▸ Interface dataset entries
________________________________________

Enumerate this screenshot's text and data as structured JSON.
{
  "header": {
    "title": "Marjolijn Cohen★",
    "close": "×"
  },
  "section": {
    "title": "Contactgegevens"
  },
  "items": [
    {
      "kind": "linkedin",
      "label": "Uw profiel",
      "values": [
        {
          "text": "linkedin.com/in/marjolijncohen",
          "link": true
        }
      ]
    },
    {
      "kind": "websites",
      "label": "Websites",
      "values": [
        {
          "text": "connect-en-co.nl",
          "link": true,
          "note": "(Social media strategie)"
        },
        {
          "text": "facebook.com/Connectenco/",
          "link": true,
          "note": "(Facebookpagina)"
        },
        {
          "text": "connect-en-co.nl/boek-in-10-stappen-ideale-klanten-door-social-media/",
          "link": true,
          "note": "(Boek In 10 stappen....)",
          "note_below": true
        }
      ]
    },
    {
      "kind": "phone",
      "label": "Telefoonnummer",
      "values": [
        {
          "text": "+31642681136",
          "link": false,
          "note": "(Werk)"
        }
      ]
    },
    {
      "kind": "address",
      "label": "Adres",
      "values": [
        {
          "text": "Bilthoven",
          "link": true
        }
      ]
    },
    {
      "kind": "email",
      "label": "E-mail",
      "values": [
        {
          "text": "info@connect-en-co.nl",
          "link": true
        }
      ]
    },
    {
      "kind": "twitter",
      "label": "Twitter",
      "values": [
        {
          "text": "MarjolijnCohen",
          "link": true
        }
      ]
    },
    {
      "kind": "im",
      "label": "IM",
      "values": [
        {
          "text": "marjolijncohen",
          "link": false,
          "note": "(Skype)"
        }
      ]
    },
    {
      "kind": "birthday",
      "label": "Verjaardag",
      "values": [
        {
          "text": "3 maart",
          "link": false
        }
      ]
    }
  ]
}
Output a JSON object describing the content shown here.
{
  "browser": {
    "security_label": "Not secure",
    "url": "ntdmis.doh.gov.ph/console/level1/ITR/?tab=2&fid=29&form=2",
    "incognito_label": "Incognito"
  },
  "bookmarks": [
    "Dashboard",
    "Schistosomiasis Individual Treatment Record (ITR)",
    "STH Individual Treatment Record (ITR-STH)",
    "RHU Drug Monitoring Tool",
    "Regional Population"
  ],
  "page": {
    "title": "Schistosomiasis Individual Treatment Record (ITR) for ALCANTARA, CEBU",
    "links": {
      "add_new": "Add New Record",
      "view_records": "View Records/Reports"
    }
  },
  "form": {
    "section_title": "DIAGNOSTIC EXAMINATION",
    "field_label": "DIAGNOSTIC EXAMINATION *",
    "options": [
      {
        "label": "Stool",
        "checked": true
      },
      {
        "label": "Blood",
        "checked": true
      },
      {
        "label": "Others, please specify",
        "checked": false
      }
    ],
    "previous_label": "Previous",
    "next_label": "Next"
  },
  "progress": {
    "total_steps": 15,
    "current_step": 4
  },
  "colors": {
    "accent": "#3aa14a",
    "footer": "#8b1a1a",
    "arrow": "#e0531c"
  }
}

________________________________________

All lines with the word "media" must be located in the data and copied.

          "note": "(Social media strategie)"
          "text": "connect-en-co.nl/boek-in-10-stappen-ideale-klanten-door-social-media/",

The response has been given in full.